(Instructions to follow) Go through the records and give the number of lines that include "structure", with nothing else.

(Material for this exercise)
%%

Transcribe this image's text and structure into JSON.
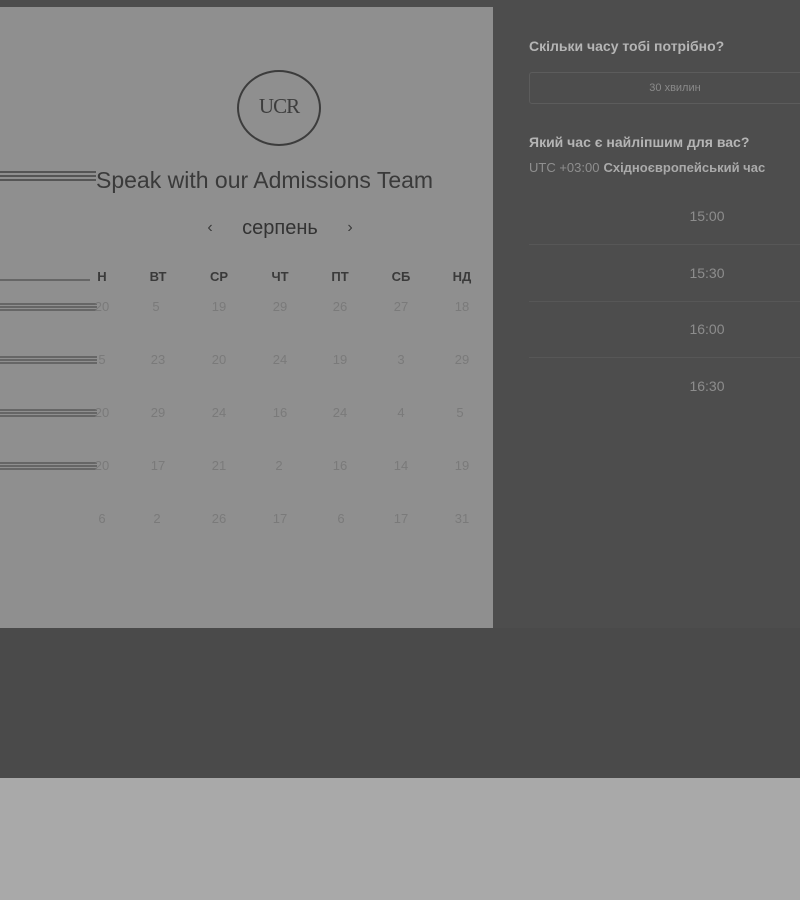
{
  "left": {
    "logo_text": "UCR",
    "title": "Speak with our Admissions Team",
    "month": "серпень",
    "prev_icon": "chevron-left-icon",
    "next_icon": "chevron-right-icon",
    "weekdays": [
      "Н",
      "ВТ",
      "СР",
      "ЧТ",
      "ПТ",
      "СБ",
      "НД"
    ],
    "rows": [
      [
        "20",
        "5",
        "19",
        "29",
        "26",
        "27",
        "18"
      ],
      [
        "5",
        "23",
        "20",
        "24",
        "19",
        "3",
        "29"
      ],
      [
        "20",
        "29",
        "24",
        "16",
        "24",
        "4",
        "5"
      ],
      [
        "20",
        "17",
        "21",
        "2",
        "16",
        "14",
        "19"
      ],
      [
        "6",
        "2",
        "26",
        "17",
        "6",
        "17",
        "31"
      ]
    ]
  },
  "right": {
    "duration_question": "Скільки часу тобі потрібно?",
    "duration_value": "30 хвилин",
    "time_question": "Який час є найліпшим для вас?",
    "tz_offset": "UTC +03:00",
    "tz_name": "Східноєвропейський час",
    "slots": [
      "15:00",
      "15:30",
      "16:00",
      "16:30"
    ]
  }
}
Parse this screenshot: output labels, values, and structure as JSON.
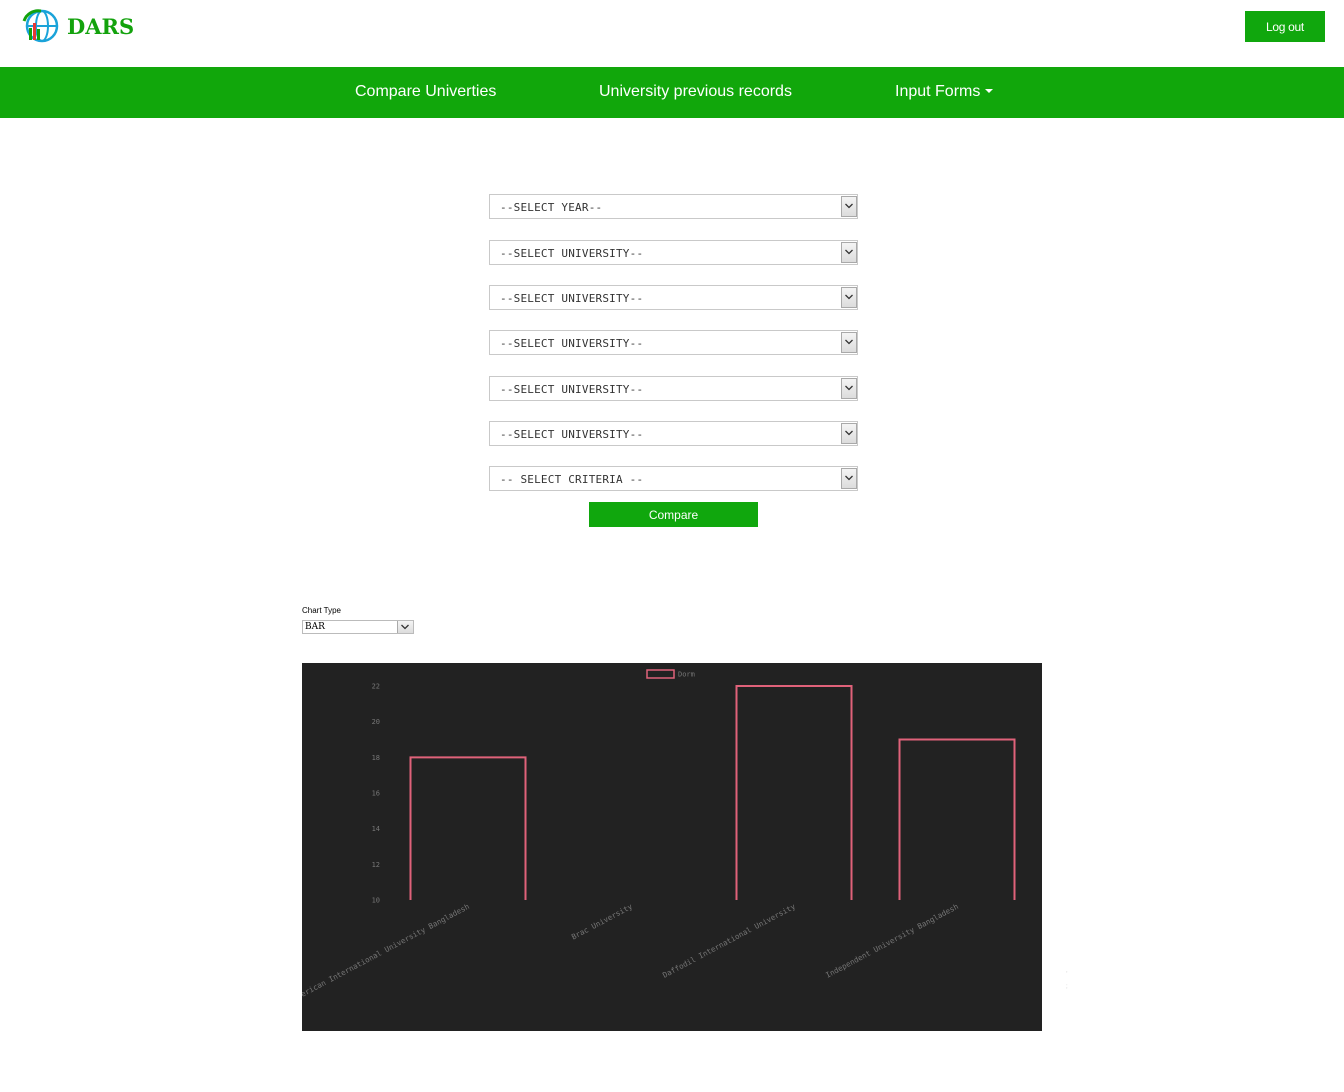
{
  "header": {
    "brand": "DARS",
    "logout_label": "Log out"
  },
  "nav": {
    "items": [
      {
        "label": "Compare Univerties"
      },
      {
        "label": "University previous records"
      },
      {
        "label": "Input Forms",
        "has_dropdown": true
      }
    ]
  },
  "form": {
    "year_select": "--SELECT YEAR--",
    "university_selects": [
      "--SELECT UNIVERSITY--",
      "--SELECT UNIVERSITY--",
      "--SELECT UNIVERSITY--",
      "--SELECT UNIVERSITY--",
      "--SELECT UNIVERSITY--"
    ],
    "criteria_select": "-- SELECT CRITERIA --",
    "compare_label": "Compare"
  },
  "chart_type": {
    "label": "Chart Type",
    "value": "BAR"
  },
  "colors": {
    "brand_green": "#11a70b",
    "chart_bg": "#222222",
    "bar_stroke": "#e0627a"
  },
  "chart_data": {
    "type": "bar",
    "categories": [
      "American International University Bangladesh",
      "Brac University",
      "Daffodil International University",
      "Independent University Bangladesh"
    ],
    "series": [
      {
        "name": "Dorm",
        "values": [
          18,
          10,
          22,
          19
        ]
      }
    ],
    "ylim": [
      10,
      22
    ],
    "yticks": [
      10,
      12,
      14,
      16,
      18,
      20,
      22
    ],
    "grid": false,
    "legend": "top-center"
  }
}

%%

(Task solution) 2